Involuntary body movements during sleep
The cause of tic disorders is not known, but these disorders tend to run in families. Doctors believe that genetics is involved.
Sometimes, when there is another disorder, such as Huntington’s disease or an infection of the brain (encephalitis), tics develop. Tics can also result from the use of certain drugs, such as cocaine or amphetamines. However, tics caused by other disorders or drugs are not considered a tic disorder.
Before a tic occurs, the urge to tic may be felt. This urge is similar to the urge to sneeze or scratch because of itching. Tension builds up, usually in the affected part of the body. When the tic occurs, it provides brief relief.
People with severe tics, especially with Tourette’s syndrome, often have difficulty functioning independently and experience enormous anxiety in certain social situations. In the past they were avoided and isolated, and came to believe that they were possessed by the devil. They can become impulsive and aggressive, and behave in a self-destructive manner.
Involuntary movements in children
periodic changes in the amount, frequency, type and location of tics and in the ups and downs of their severity. Sometimes the symptoms may disappear for weeks or months at a time.

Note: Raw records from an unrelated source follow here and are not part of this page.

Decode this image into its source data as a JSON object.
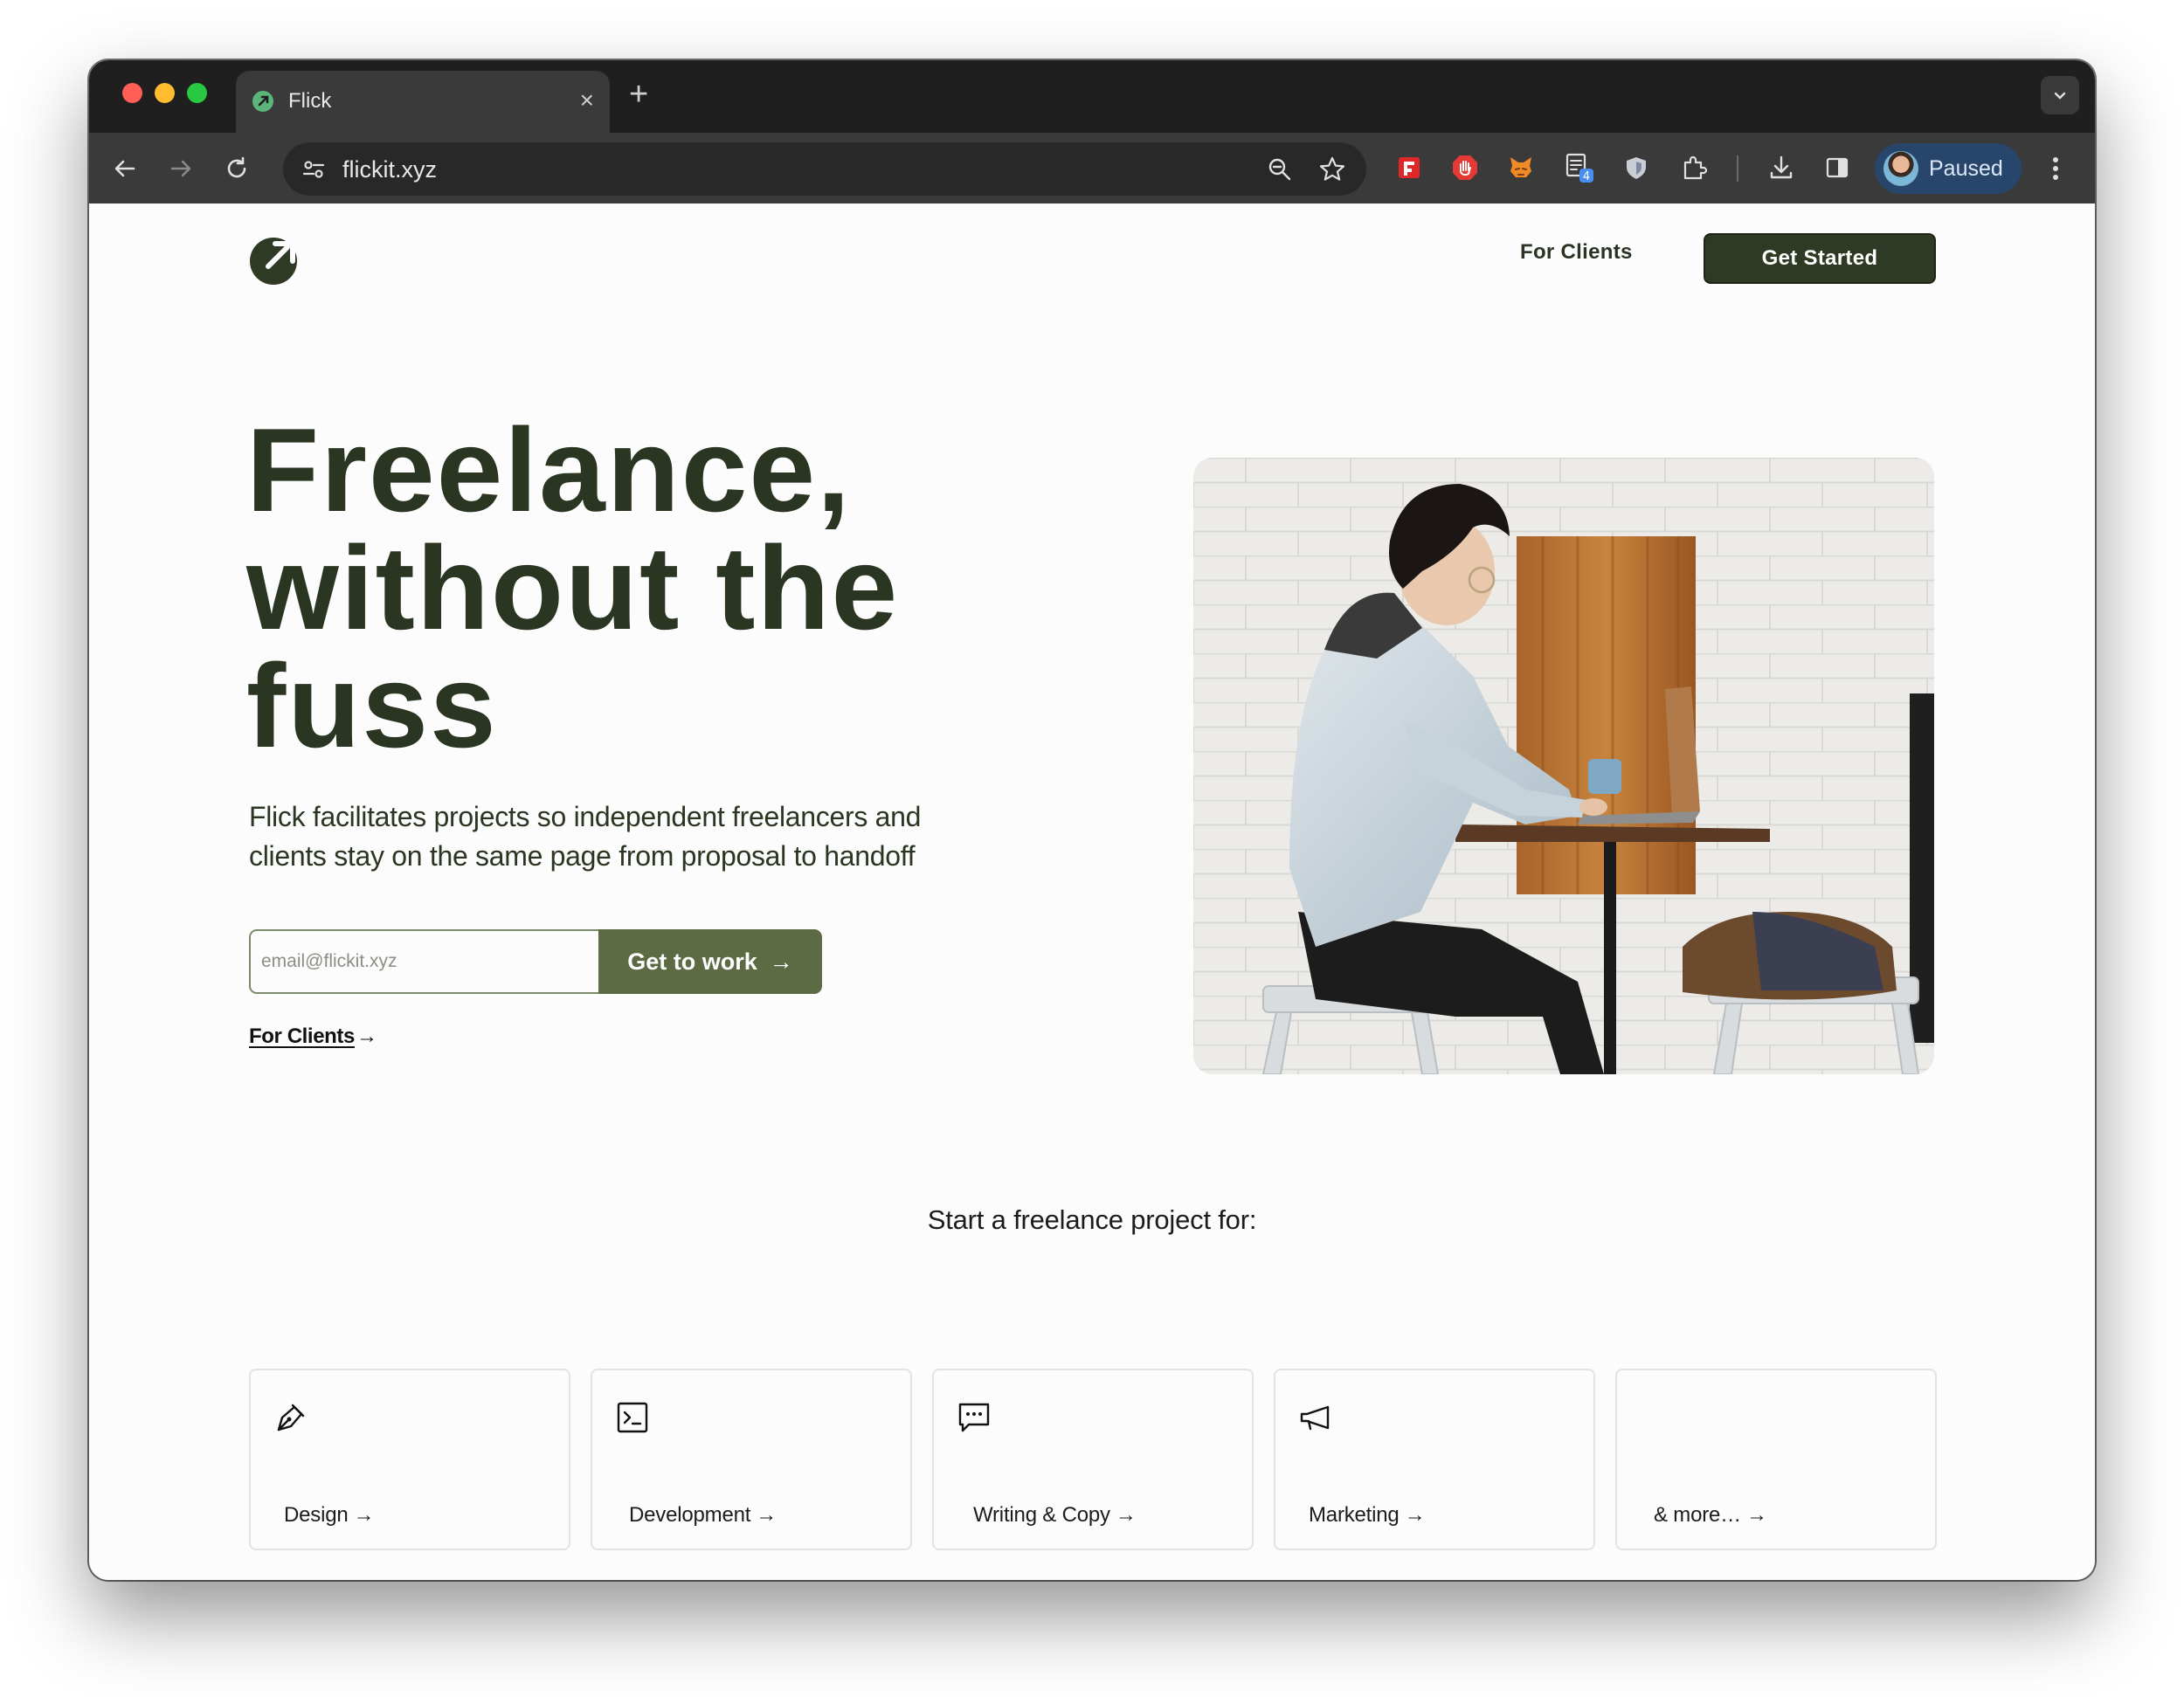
{
  "browser": {
    "tab_title": "Flick",
    "tab_close": "×",
    "new_tab": "+",
    "url": "flickit.xyz",
    "profile_label": "Paused",
    "extension_badge": "4"
  },
  "header": {
    "nav_link": "For Clients",
    "cta_label": "Get Started"
  },
  "hero": {
    "title_line1": "Freelance,",
    "title_line2": "without the",
    "title_line3": "fuss",
    "subtitle_line1": "Flick facilitates projects so independent freelancers and",
    "subtitle_line2": "clients stay on the same page from proposal to handoff",
    "email_placeholder": "email@flickit.xyz",
    "cta_label": "Get to work",
    "cta_arrow": "→",
    "secondary_link": "For Clients",
    "secondary_arrow": "→"
  },
  "categories": {
    "heading": "Start a freelance project for:",
    "items": [
      {
        "label": "Design",
        "arrow": "→",
        "icon": "pen-nib-icon"
      },
      {
        "label": "Development",
        "arrow": "→",
        "icon": "terminal-icon"
      },
      {
        "label": "Writing & Copy",
        "arrow": "→",
        "icon": "chat-bubble-icon"
      },
      {
        "label": "Marketing",
        "arrow": "→",
        "icon": "megaphone-icon"
      },
      {
        "label": "& more…",
        "arrow": "→",
        "icon": ""
      }
    ]
  },
  "colors": {
    "brand_dark": "#2f3a25",
    "brand_olive": "#5c6b43",
    "text_dark": "#2b3622"
  }
}
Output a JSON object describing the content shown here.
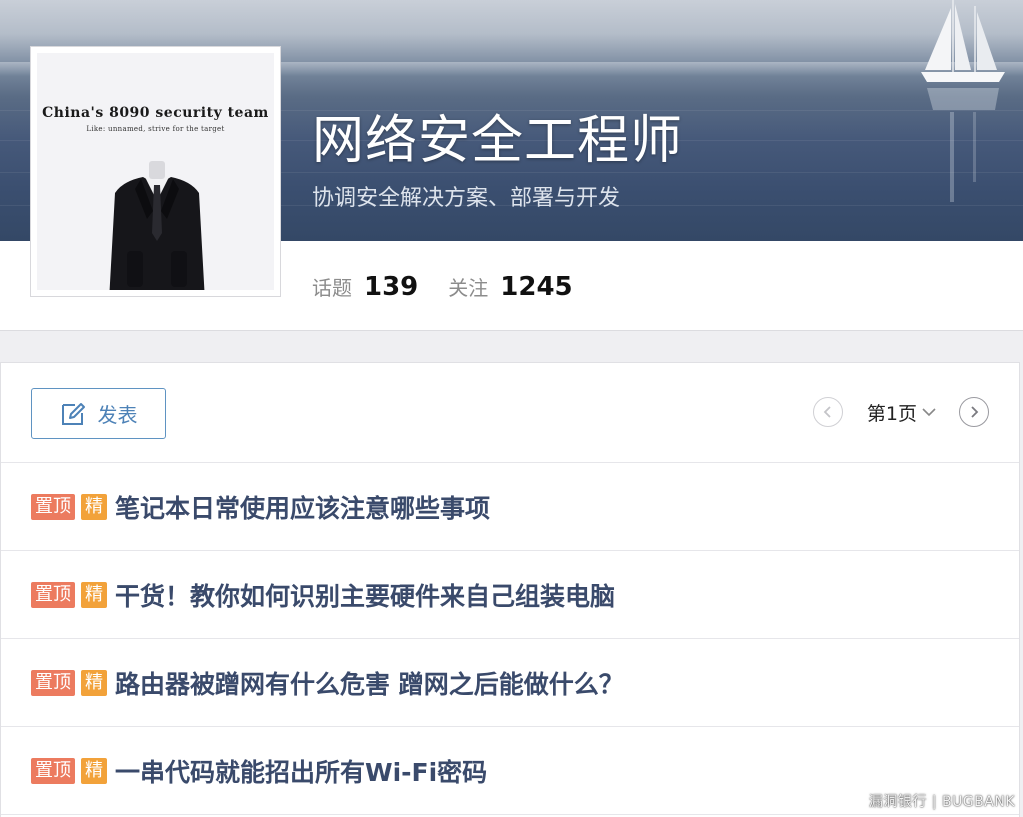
{
  "group": {
    "title": "网络安全工程师",
    "subtitle": "协调安全解决方案、部署与开发",
    "avatar": {
      "heading": "China's 8090 security team",
      "tagline": "Like: unnamed, strive for the target"
    },
    "stats": [
      {
        "label": "话题",
        "value": "139"
      },
      {
        "label": "关注",
        "value": "1245"
      }
    ]
  },
  "toolbar": {
    "post_label": "发表",
    "pager": {
      "current_page": "第1页"
    }
  },
  "topics": [
    {
      "pinned": "置顶",
      "featured": "精",
      "title": "笔记本日常使用应该注意哪些事项"
    },
    {
      "pinned": "置顶",
      "featured": "精",
      "title": "干货！教你如何识别主要硬件来自己组装电脑"
    },
    {
      "pinned": "置顶",
      "featured": "精",
      "title": "路由器被蹭网有什么危害 蹭网之后能做什么？"
    },
    {
      "pinned": "置顶",
      "featured": "精",
      "title": "一串代码就能招出所有Wi-Fi密码"
    }
  ],
  "watermark": "漏洞银行 | BUGBANK",
  "colors": {
    "accent_blue": "#4d82b7",
    "badge_pinned": "#ec7b5f",
    "badge_featured": "#f2a23a",
    "topic_title": "#3a4a6b"
  },
  "icons": {
    "post_button": "edit-icon",
    "pager_prev": "chevron-left-icon",
    "pager_next": "chevron-right-icon",
    "page_dropdown": "chevron-down-icon"
  }
}
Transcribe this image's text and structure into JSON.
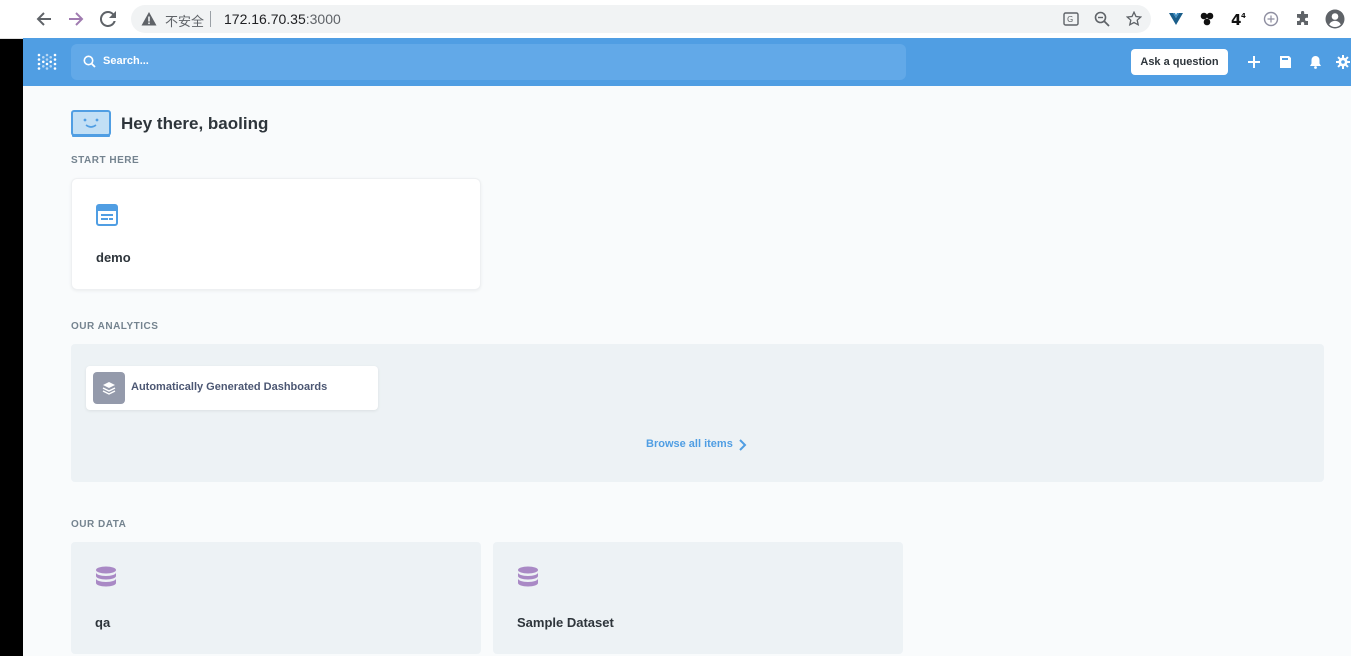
{
  "browser": {
    "security_label": "不安全",
    "url_host": "172.16.70.35",
    "url_port": ":3000"
  },
  "topbar": {
    "search_placeholder": "Search...",
    "ask_button": "Ask a question"
  },
  "greeting": "Hey there, baoling",
  "start_here": {
    "label": "START HERE",
    "items": [
      {
        "title": "demo"
      }
    ]
  },
  "analytics": {
    "label": "OUR ANALYTICS",
    "items": [
      {
        "title": "Automatically Generated Dashboards"
      }
    ],
    "browse_label": "Browse all items"
  },
  "our_data": {
    "label": "OUR DATA",
    "items": [
      {
        "title": "qa"
      },
      {
        "title": "Sample Dataset"
      }
    ]
  },
  "colors": {
    "brand": "#509ee3",
    "database_icon": "#a989c5",
    "text_dark": "#2e353b",
    "text_muted": "#74838f"
  }
}
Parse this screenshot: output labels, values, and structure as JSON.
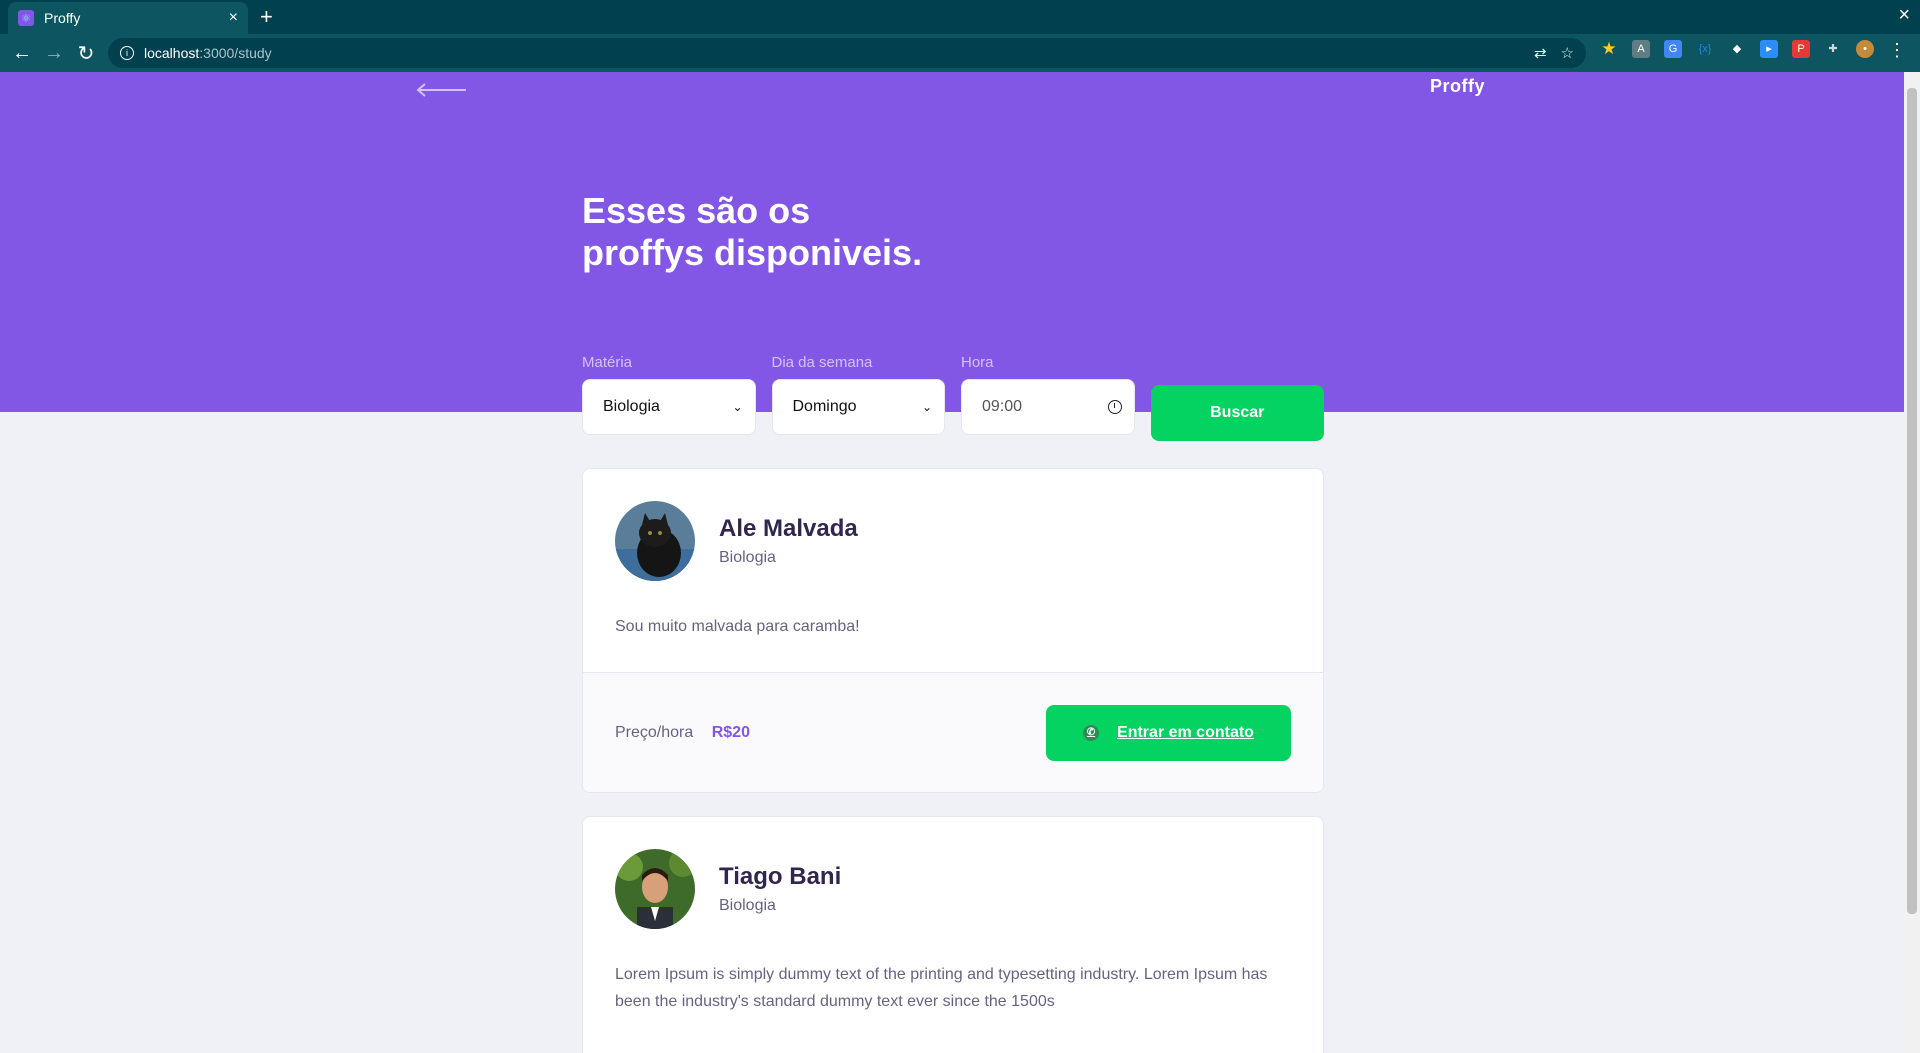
{
  "browser": {
    "tab_title": "Proffy",
    "url_host": "localhost",
    "url_path": ":3000/study"
  },
  "header": {
    "logo": "Proffy",
    "headline_line1": "Esses são os",
    "headline_line2": "proffys disponiveis."
  },
  "filters": {
    "subject_label": "Matéria",
    "subject_value": "Biologia",
    "weekday_label": "Dia da semana",
    "weekday_value": "Domingo",
    "time_label": "Hora",
    "time_value": "09:00",
    "search_label": "Buscar"
  },
  "teachers": [
    {
      "name": "Ale Malvada",
      "subject": "Biologia",
      "bio": "Sou muito malvada para caramba!",
      "price_label": "Preço/hora",
      "price": "R$20",
      "contact_label": "Entrar em contato"
    },
    {
      "name": "Tiago Bani",
      "subject": "Biologia",
      "bio": "Lorem Ipsum is simply dummy text of the printing and typesetting industry. Lorem Ipsum has been the industry's standard dummy text ever since the 1500s"
    }
  ],
  "colors": {
    "primary": "#8257e5",
    "secondary": "#04d361",
    "background": "#f0f0f7",
    "title": "#32264d",
    "text": "#6a6180"
  }
}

The term “involuntary” used to describe TS tics is sometimes confusing, given that many people with TS are known to have some symptom control. What is not accepted is that it is possible that the control, which can be exercised from seconds to hours at a time, may simply postpone more severe episodes of symptoms. Tics are irresistible and (as with the urge to sneeze) sooner or later must be expressed. People with TS often seek a secluded place to release their symptoms after procrastinating at school or work. Typically, tics are increased by tension or stress, and decreased by relaxation or by turning attention to an interesting task.
2. How would a typical case of TS be described? The term typical cannot be applied to TS. The expression of symptoms covers a very wide spectrum, from very mild to quite severe. However, most cases can be classified as mild.
Gilles de la Tourette syndrome is a problem that affects a person’s central nervous system and causes tics (movements or sounds that cannot be controlled and are repeated over and over).
The tics are like a kind of hiccup. You don’t plan for them or want them. You can try different tricks to make the hiccups go away, such as drinking water while holding your breath, but you can’t stop the hiccups at will. Hiccups that last too long can even start to cause discomfort and discomfort. It’s the same with tics.
Sometimes, tics can be a bit like “scratching something that itches”. You don’t want to scratch but you can’t help it and you scratch. In these situations, the person has some control over the tic. He/she feels the need to make a movement or to make a sound before doing it. And he may even postpone the tic for a while. But, in the end, the person will have to do the tic.
Sometimes, people with Tourette’s syndrome may also have other conditions, such as attention deficit hyperactivity disorder (ADHD), obsessive-compulsive disorder (OCD), or learning disabilities.
How to remove a nervous tic
There are many mistaken beliefs about Gilles de la Tourette syndrome (or Tourette syndrome for short) that make life more difficult for people with the condition. Educating yourself can help you understand what it means to have Tourette syndrome.
Having a tic is difficult to control. The motor and vocal tics of Tourette syndrome are involuntary, which means people do not do them on purpose. Although the exact cause of tics is not yet known, many people compare the sensation of having a tic to having an itch or having to sneeze. One can try to stop the sensation, but eventually people are likely to scratch or sneeze and feel a little better until the desire returns. When people try to control their tics, it causes stress and the tic may get worse.
It is true that some people with Tourette syndrome have difficulties throughout their lives. But it is also true that many people with Tourette syndrome are very successful. These are often people who want to achieve great things and find that their tics can become less severe or disappear when they are focused on a task. Many people also have fewer tics as they get older. Some people with Tourette syndrome are successful in all areas of life and work in many fields, including sports, the arts, medicine and other professions.